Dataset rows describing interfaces

________________________________________

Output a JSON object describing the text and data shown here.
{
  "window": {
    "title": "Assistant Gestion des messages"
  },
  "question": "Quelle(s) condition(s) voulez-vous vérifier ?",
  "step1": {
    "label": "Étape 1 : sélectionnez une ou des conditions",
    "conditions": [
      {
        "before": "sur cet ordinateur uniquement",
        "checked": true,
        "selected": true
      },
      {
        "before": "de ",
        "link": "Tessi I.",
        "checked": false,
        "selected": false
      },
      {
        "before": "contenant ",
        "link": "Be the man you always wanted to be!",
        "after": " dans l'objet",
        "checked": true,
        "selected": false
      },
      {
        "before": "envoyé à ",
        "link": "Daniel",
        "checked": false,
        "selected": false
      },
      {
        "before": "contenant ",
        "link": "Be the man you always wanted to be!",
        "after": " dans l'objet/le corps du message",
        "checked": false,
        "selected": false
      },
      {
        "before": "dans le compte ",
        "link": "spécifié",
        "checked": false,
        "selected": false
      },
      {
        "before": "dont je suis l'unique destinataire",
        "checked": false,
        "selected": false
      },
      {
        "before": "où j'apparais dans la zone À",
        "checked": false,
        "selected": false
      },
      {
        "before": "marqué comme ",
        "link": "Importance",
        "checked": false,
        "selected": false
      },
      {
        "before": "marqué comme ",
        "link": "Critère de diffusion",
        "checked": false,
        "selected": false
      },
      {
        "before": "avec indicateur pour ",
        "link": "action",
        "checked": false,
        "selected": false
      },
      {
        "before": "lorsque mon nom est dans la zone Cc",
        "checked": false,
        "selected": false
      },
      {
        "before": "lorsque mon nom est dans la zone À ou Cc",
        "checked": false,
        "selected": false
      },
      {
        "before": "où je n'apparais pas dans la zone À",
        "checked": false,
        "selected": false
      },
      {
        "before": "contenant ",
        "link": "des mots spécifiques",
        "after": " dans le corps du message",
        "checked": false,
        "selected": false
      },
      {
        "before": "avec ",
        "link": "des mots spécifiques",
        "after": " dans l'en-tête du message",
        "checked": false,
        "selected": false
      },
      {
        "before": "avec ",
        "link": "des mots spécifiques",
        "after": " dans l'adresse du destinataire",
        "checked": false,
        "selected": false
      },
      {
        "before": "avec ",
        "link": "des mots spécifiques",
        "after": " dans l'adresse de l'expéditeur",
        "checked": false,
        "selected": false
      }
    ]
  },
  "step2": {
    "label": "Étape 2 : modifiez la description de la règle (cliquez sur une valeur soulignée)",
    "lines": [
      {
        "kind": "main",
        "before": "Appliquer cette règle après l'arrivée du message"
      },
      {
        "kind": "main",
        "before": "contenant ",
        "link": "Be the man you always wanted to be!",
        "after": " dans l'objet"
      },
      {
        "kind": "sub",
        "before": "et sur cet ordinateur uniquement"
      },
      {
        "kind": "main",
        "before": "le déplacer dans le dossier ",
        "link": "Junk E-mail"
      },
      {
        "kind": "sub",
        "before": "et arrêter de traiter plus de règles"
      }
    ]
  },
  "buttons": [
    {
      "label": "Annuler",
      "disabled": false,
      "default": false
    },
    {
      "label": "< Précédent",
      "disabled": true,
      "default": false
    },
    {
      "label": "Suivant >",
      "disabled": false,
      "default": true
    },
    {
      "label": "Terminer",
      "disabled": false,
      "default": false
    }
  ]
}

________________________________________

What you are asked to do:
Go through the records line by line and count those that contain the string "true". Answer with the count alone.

Response area:
5